#### ASSIGNED TASK:
Report every line below that carries the word "PLANS".

[Items from an interface collection]
========================================================================

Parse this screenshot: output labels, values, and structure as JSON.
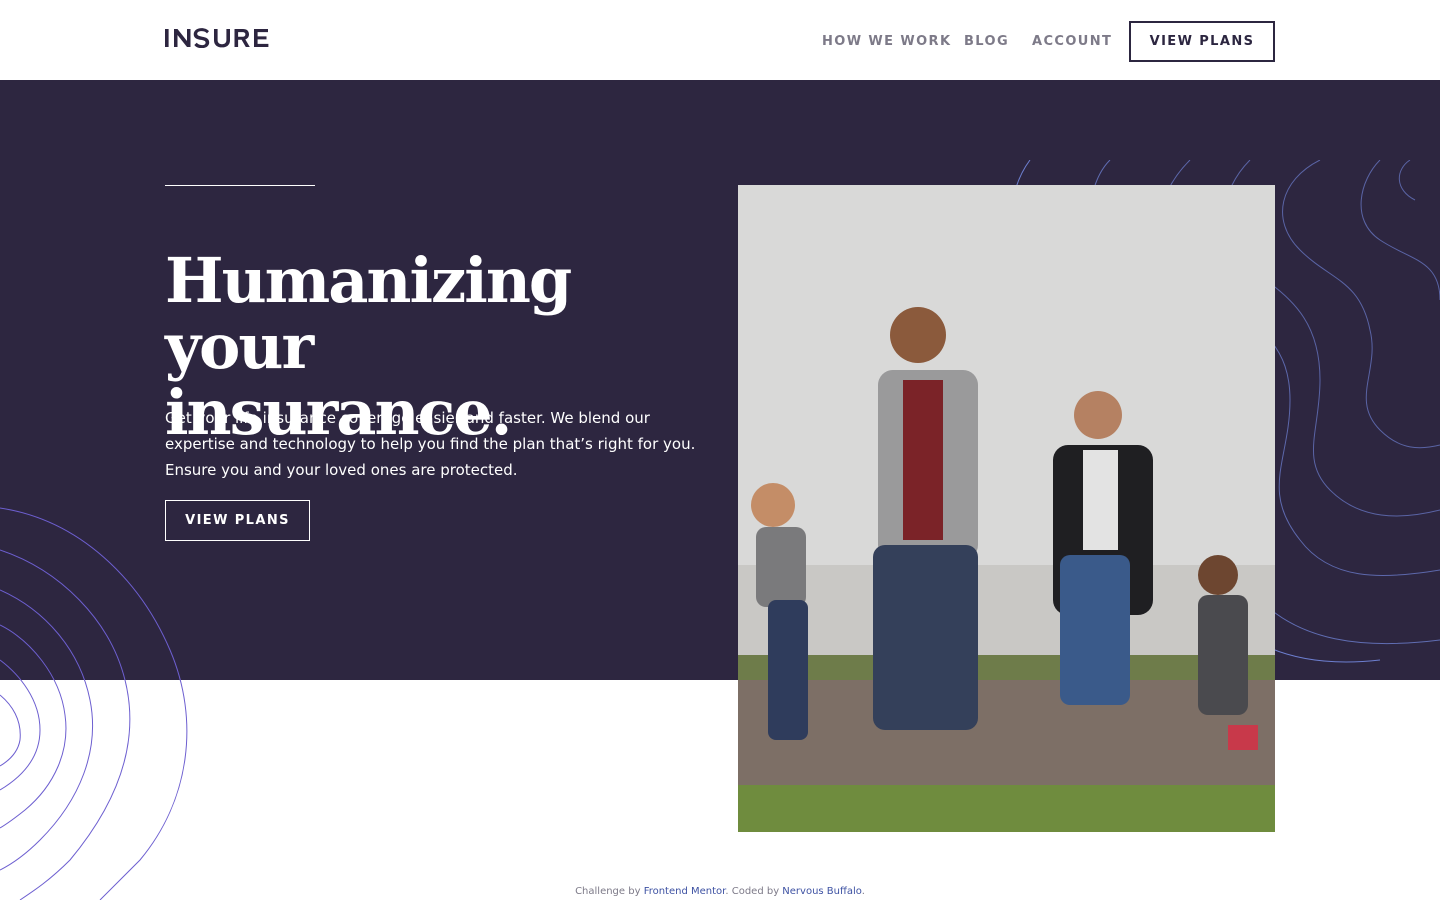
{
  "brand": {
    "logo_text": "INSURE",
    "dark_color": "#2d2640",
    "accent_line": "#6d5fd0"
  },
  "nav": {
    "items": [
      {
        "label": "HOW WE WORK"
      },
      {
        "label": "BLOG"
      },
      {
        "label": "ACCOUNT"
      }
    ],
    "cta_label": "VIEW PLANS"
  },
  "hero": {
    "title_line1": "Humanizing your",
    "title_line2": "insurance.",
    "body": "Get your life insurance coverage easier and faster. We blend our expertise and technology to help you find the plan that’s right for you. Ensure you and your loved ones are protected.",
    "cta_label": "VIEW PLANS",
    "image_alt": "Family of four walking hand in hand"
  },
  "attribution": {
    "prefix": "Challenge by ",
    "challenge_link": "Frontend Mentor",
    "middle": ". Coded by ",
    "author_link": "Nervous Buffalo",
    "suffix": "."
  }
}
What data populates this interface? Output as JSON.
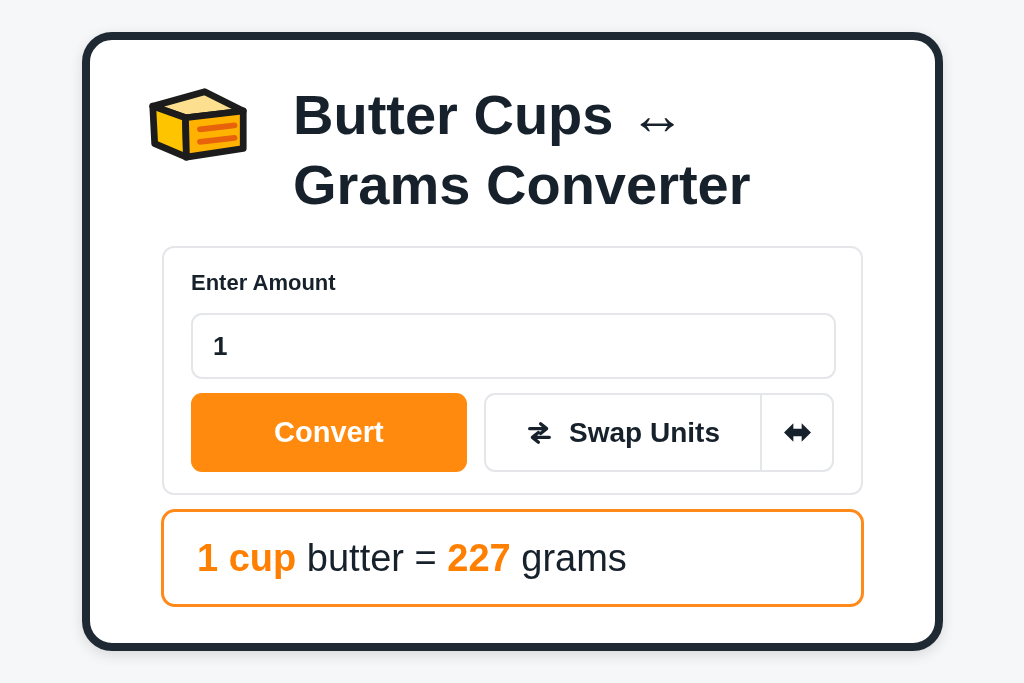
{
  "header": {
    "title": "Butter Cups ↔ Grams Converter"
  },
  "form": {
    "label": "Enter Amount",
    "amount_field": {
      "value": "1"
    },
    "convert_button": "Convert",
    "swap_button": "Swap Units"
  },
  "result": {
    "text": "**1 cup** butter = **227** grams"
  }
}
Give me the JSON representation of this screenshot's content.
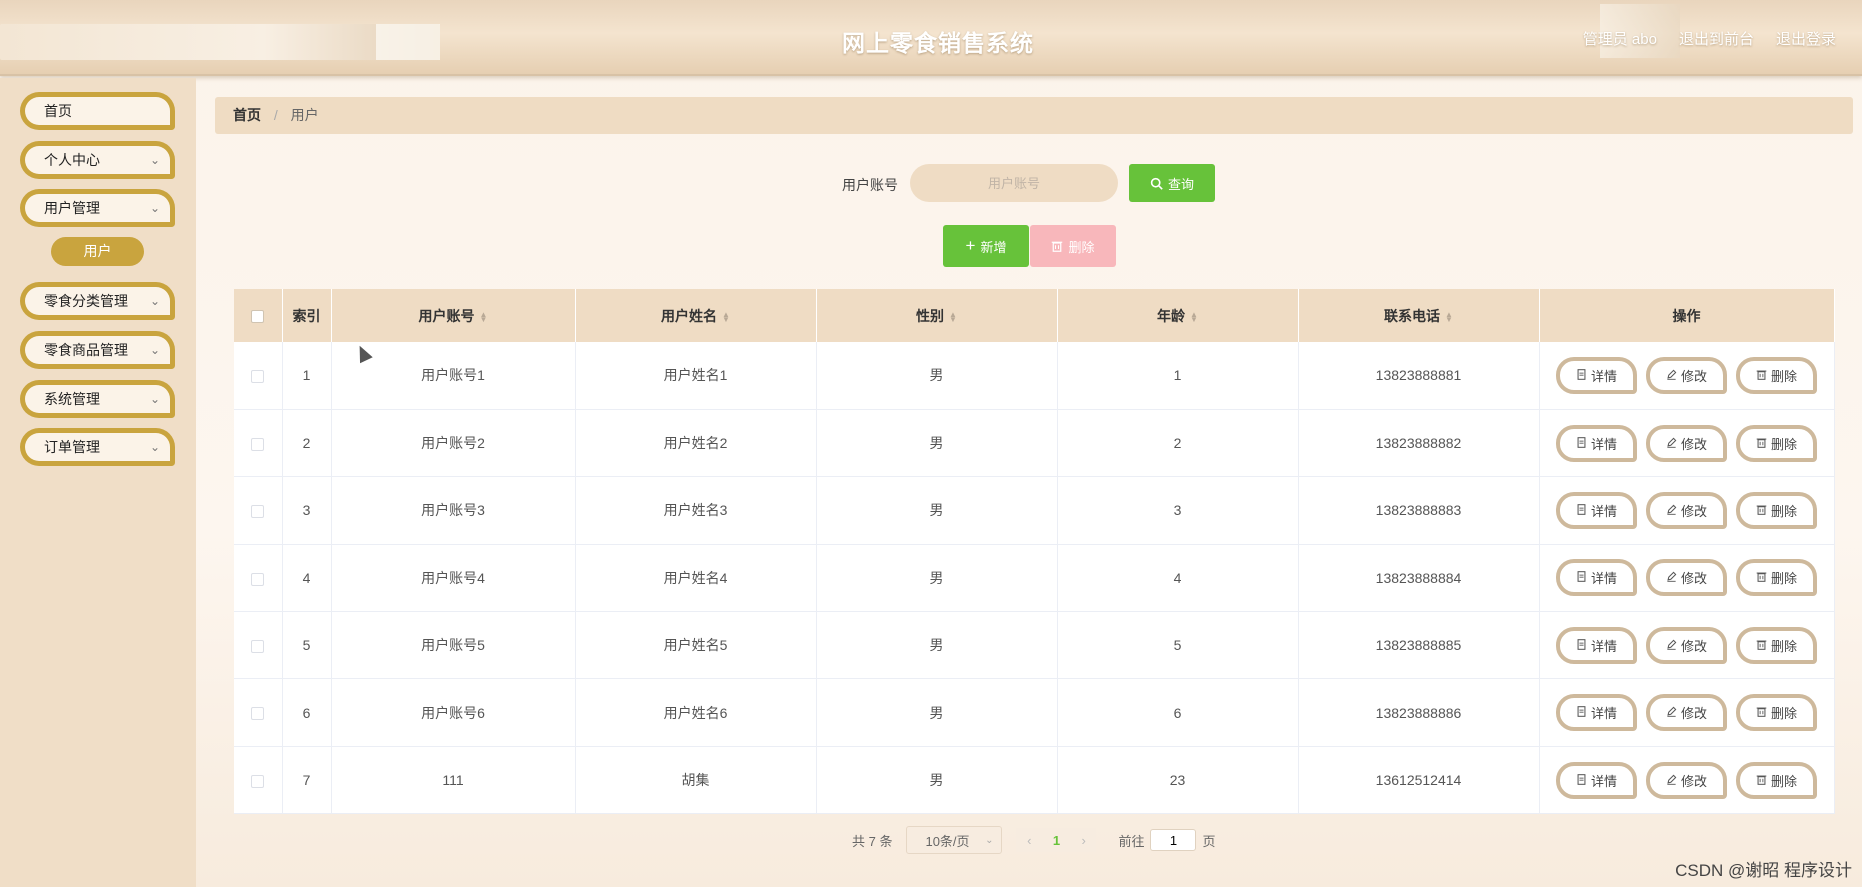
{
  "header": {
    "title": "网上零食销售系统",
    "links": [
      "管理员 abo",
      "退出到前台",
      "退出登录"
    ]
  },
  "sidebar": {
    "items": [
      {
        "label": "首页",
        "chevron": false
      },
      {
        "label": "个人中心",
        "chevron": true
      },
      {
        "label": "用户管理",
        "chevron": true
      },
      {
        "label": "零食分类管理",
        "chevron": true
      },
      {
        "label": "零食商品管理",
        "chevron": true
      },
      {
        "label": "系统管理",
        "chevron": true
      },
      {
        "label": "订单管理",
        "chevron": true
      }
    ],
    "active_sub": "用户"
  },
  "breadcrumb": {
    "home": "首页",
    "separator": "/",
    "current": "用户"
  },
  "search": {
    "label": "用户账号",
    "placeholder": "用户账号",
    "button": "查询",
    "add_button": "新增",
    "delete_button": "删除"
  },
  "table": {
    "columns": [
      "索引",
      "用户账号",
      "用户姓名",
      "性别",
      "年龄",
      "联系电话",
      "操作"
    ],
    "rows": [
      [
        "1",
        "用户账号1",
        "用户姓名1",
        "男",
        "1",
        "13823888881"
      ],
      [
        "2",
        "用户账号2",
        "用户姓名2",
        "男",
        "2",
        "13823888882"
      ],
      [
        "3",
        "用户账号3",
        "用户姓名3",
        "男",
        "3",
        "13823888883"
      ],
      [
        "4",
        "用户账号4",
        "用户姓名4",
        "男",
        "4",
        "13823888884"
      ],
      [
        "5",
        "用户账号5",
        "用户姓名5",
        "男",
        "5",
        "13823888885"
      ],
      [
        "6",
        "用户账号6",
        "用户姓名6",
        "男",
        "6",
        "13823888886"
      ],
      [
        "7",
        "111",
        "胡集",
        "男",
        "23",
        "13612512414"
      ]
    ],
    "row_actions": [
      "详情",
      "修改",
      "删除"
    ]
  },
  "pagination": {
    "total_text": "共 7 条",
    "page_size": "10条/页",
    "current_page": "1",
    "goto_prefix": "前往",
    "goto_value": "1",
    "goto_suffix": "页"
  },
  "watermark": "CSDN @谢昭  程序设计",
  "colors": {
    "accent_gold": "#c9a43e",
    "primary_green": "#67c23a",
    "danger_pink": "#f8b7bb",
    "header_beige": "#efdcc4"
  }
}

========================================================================

#### ANSWER TO THE PROBLEM:
    "cta_label": "VIEW PLANS"
    "cta_label": "VIEW PLANS",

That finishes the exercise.